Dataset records
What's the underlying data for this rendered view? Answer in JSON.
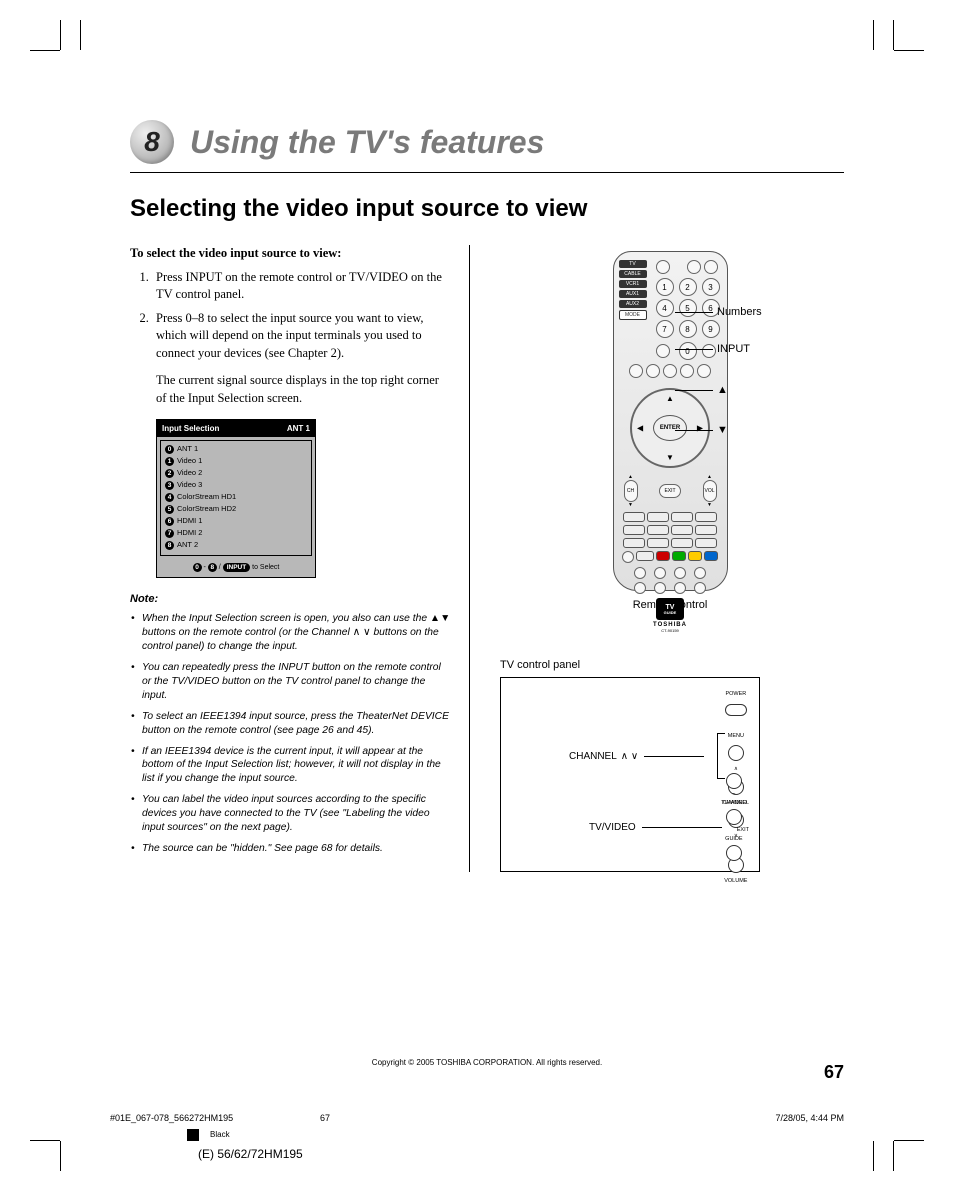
{
  "chapter": {
    "number": "8",
    "title": "Using the TV's features"
  },
  "section_title": "Selecting the video input source to view",
  "instr_head": "To select the video input source to view:",
  "steps": {
    "s1": "Press INPUT on the remote control or TV/VIDEO on the TV control panel.",
    "s2": "Press 0–8 to select the input source you want to view, which will depend on the input terminals you used to connect your devices (see Chapter 2)."
  },
  "followup": "The current signal source displays in the top right corner of the Input Selection screen.",
  "input_selection": {
    "title": "Input Selection",
    "current": "ANT 1",
    "items": [
      {
        "n": "0",
        "label": "ANT 1"
      },
      {
        "n": "1",
        "label": "Video 1"
      },
      {
        "n": "2",
        "label": "Video 2"
      },
      {
        "n": "3",
        "label": "Video 3"
      },
      {
        "n": "4",
        "label": "ColorStream HD1"
      },
      {
        "n": "5",
        "label": "ColorStream HD2"
      },
      {
        "n": "6",
        "label": "HDMI 1"
      },
      {
        "n": "7",
        "label": "HDMI 2"
      },
      {
        "n": "8",
        "label": "ANT 2"
      }
    ],
    "footer_btn": "INPUT",
    "footer_text": "to Select"
  },
  "note_head": "Note:",
  "notes": {
    "n1a": "When the Input Selection screen is open, you also can use the ",
    "n1b": " buttons on the remote control (or the Channel ",
    "n1c": " buttons on the control panel) to change the input.",
    "n2": "You can repeatedly press the INPUT button on the remote control or the TV/VIDEO button on the TV control panel to change the input.",
    "n3": "To select an IEEE1394 input source, press the TheaterNet DEVICE button on the remote control (see page 26 and 45).",
    "n4": "If an IEEE1394 device is the current input, it will appear at the bottom of the Input Selection list; however, it will not display in the list if you change the input source.",
    "n5": "You can label the video input sources according to the specific devices you have connected to the TV (see \"Labeling the video input sources\" on the next page).",
    "n6": "The source can be \"hidden.\" See page 68 for details."
  },
  "remote": {
    "caption": "Remote control",
    "callouts": {
      "numbers": "Numbers",
      "input": "INPUT",
      "up": "▲",
      "down": "▼"
    },
    "left_labels": [
      "TV",
      "CABLE",
      "VCR1",
      "AUX1",
      "AUX2",
      "MODE"
    ],
    "keypad": [
      "1",
      "2",
      "3",
      "4",
      "5",
      "6",
      "7",
      "8",
      "9"
    ],
    "keypad2": [
      "",
      "0",
      ""
    ],
    "enter": "ENTER",
    "brand": "TOSHIBA",
    "model": "CT-90159",
    "tvguide_top": "TV",
    "tvguide_bottom": "GUIDE"
  },
  "panel": {
    "caption": "TV control panel",
    "channel": "CHANNEL",
    "tvvideo": "TV/VIDEO",
    "power": "POWER",
    "menu": "MENU",
    "ch_label": "CHANNEL",
    "vol_label": "VOLUME",
    "tvv_label": "TV/VIDEO",
    "exit_label": "EXIT",
    "guide_label": "GUIDE"
  },
  "footer": {
    "copyright": "Copyright © 2005 TOSHIBA CORPORATION. All rights reserved.",
    "page": "67",
    "print_file": "#01E_067-078_566272HM195",
    "print_page": "67",
    "print_time": "7/28/05, 4:44 PM",
    "black": "Black",
    "model": "(E) 56/62/72HM195"
  }
}
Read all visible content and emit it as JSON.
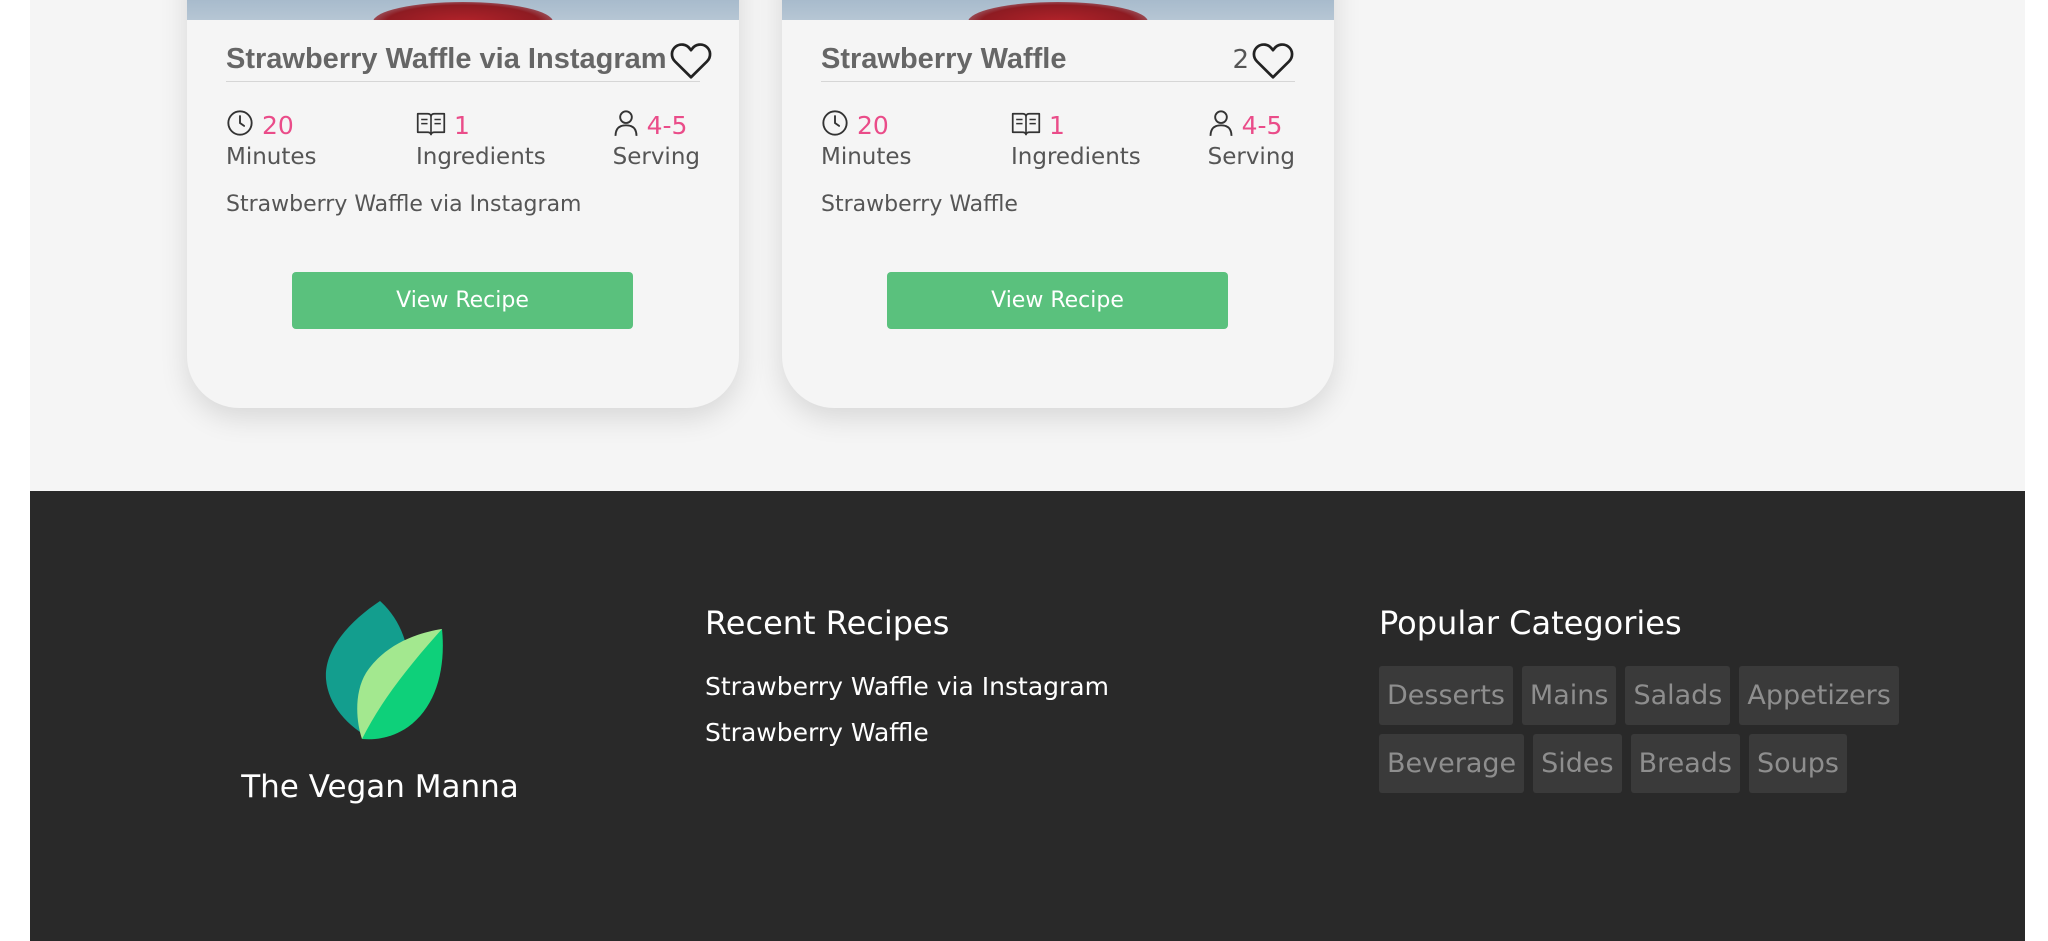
{
  "cards": [
    {
      "title": "Strawberry Waffle via Instagram",
      "likes": "",
      "time_value": "20",
      "time_label": "Minutes",
      "ingredients_value": "1",
      "ingredients_label": "Ingredients",
      "serving_value": "4-5",
      "serving_label": "Serving",
      "description": "Strawberry Waffle via Instagram",
      "button_label": "View Recipe"
    },
    {
      "title": "Strawberry Waffle",
      "likes": "2",
      "time_value": "20",
      "time_label": "Minutes",
      "ingredients_value": "1",
      "ingredients_label": "Ingredients",
      "serving_value": "4-5",
      "serving_label": "Serving",
      "description": "Strawberry Waffle",
      "button_label": "View Recipe"
    }
  ],
  "footer": {
    "brand_name": "The Vegan Manna",
    "recent_heading": "Recent Recipes",
    "recent_recipes": [
      "Strawberry Waffle via Instagram",
      "Strawberry Waffle"
    ],
    "popular_heading": "Popular Categories",
    "categories": [
      "Desserts",
      "Mains",
      "Salads",
      "Appetizers",
      "Beverage",
      "Sides",
      "Breads",
      "Soups"
    ]
  },
  "icons": {
    "time": "clock-icon",
    "ingredients": "book-icon",
    "serving": "person-icon",
    "like": "heart-icon",
    "logo": "leaf-logo-icon"
  },
  "colors": {
    "accent_value": "#ea4c89",
    "button": "#5ac17d",
    "footer_bg": "#292929",
    "page_bg": "#f5f5f5",
    "tag_bg": "#3a3a3a"
  }
}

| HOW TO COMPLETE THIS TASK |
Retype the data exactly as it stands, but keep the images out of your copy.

| EXERCISE OUTPUT |
What's the underlying data for this rendered view? Answer in JSON.
{
  "chapter": {
    "number": "8",
    "title": "Using the TV's features"
  },
  "section_title": "Selecting the video input source to view",
  "instr_head": "To select the video input source to view:",
  "steps": {
    "s1": "Press INPUT on the remote control or TV/VIDEO on the TV control panel.",
    "s2": "Press 0–8 to select the input source you want to view, which will depend on the input terminals you used to connect your devices (see Chapter 2)."
  },
  "followup": "The current signal source displays in the top right corner of the Input Selection screen.",
  "input_selection": {
    "title": "Input Selection",
    "current": "ANT 1",
    "items": [
      {
        "n": "0",
        "label": "ANT 1"
      },
      {
        "n": "1",
        "label": "Video 1"
      },
      {
        "n": "2",
        "label": "Video 2"
      },
      {
        "n": "3",
        "label": "Video 3"
      },
      {
        "n": "4",
        "label": "ColorStream HD1"
      },
      {
        "n": "5",
        "label": "ColorStream HD2"
      },
      {
        "n": "6",
        "label": "HDMI 1"
      },
      {
        "n": "7",
        "label": "HDMI 2"
      },
      {
        "n": "8",
        "label": "ANT 2"
      }
    ],
    "footer_btn": "INPUT",
    "footer_text": "to Select"
  },
  "note_head": "Note:",
  "notes": {
    "n1a": "When the Input Selection screen is open, you also can use the ",
    "n1b": " buttons on the remote control (or the Channel ",
    "n1c": " buttons on the control panel) to change the input.",
    "n2": "You can repeatedly press the INPUT button on the remote control or the TV/VIDEO button on the TV control panel to change the input.",
    "n3": "To select an IEEE1394 input source, press the TheaterNet DEVICE button on the remote control (see page 26 and 45).",
    "n4": "If an IEEE1394 device is the current input, it will appear at the bottom of the Input Selection list; however, it will not display in the list if you change the input source.",
    "n5": "You can label the video input sources according to the specific devices you have connected to the TV (see \"Labeling the video input sources\" on the next page).",
    "n6": "The source can be \"hidden.\" See page 68 for details."
  },
  "remote": {
    "caption": "Remote control",
    "callouts": {
      "numbers": "Numbers",
      "input": "INPUT",
      "up": "▲",
      "down": "▼"
    },
    "left_labels": [
      "TV",
      "CABLE",
      "VCR1",
      "AUX1",
      "AUX2",
      "MODE"
    ],
    "keypad": [
      "1",
      "2",
      "3",
      "4",
      "5",
      "6",
      "7",
      "8",
      "9"
    ],
    "keypad2": [
      "",
      "0",
      ""
    ],
    "enter": "ENTER",
    "brand": "TOSHIBA",
    "model": "CT-90159",
    "tvguide_top": "TV",
    "tvguide_bottom": "GUIDE"
  },
  "panel": {
    "caption": "TV control panel",
    "channel": "CHANNEL",
    "tvvideo": "TV/VIDEO",
    "power": "POWER",
    "menu": "MENU",
    "ch_label": "CHANNEL",
    "vol_label": "VOLUME",
    "tvv_label": "TV/VIDEO",
    "exit_label": "EXIT",
    "guide_label": "GUIDE"
  },
  "footer": {
    "copyright": "Copyright © 2005 TOSHIBA CORPORATION. All rights reserved.",
    "page": "67",
    "print_file": "#01E_067-078_566272HM195",
    "print_page": "67",
    "print_time": "7/28/05, 4:44 PM",
    "black": "Black",
    "model": "(E) 56/62/72HM195"
  }
}
Read all visible content and emit it as JSON.
{
  "cards": [
    {
      "title": "Strawberry Waffle via Instagram",
      "likes": "",
      "time_value": "20",
      "time_label": "Minutes",
      "ingredients_value": "1",
      "ingredients_label": "Ingredients",
      "serving_value": "4-5",
      "serving_label": "Serving",
      "description": "Strawberry Waffle via Instagram",
      "button_label": "View Recipe"
    },
    {
      "title": "Strawberry Waffle",
      "likes": "2",
      "time_value": "20",
      "time_label": "Minutes",
      "ingredients_value": "1",
      "ingredients_label": "Ingredients",
      "serving_value": "4-5",
      "serving_label": "Serving",
      "description": "Strawberry Waffle",
      "button_label": "View Recipe"
    }
  ],
  "footer": {
    "brand_name": "The Vegan Manna",
    "recent_heading": "Recent Recipes",
    "recent_recipes": [
      "Strawberry Waffle via Instagram",
      "Strawberry Waffle"
    ],
    "popular_heading": "Popular Categories",
    "categories": [
      "Desserts",
      "Mains",
      "Salads",
      "Appetizers",
      "Beverage",
      "Sides",
      "Breads",
      "Soups"
    ]
  },
  "icons": {
    "time": "clock-icon",
    "ingredients": "book-icon",
    "serving": "person-icon",
    "like": "heart-icon",
    "logo": "leaf-logo-icon"
  },
  "colors": {
    "accent_value": "#ea4c89",
    "button": "#5ac17d",
    "footer_bg": "#292929",
    "page_bg": "#f5f5f5",
    "tag_bg": "#3a3a3a"
  }
}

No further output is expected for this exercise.